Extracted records
┌────────

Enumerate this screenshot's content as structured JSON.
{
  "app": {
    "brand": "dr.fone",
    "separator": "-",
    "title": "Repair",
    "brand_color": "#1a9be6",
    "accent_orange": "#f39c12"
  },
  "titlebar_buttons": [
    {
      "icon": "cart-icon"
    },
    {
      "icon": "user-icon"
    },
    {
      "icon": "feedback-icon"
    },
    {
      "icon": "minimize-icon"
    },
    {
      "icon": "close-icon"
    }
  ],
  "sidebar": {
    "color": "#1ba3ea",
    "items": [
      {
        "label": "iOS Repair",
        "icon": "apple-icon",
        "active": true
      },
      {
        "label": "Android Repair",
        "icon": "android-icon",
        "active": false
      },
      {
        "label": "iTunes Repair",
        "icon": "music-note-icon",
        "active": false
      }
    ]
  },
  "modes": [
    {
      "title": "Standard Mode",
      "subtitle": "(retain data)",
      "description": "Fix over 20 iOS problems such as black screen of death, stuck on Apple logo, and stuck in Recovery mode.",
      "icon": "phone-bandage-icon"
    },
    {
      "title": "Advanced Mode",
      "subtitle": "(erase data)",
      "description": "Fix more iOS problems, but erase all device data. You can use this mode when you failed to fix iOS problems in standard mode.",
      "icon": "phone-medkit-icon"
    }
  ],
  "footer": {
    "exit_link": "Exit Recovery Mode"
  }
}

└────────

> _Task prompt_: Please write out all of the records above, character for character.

> _Result_:
Enumerate this screenshot's content as structured JSON.
{
  "app": {
    "brand": "dr.fone",
    "separator": "-",
    "title": "Repair",
    "brand_color": "#1a9be6",
    "accent_orange": "#f39c12"
  },
  "titlebar_buttons": [
    {
      "icon": "cart-icon"
    },
    {
      "icon": "user-icon"
    },
    {
      "icon": "feedback-icon"
    },
    {
      "icon": "minimize-icon"
    },
    {
      "icon": "close-icon"
    }
  ],
  "sidebar": {
    "color": "#1ba3ea",
    "items": [
      {
        "label": "iOS Repair",
        "icon": "apple-icon",
        "active": true
      },
      {
        "label": "Android Repair",
        "icon": "android-icon",
        "active": false
      },
      {
        "label": "iTunes Repair",
        "icon": "music-note-icon",
        "active": false
      }
    ]
  },
  "modes": [
    {
      "title": "Standard Mode",
      "subtitle": "(retain data)",
      "description": "Fix over 20 iOS problems such as black screen of death, stuck on Apple logo, and stuck in Recovery mode.",
      "icon": "phone-bandage-icon"
    },
    {
      "title": "Advanced Mode",
      "subtitle": "(erase data)",
      "description": "Fix more iOS problems, but erase all device data. You can use this mode when you failed to fix iOS problems in standard mode.",
      "icon": "phone-medkit-icon"
    }
  ],
  "footer": {
    "exit_link": "Exit Recovery Mode"
  }
}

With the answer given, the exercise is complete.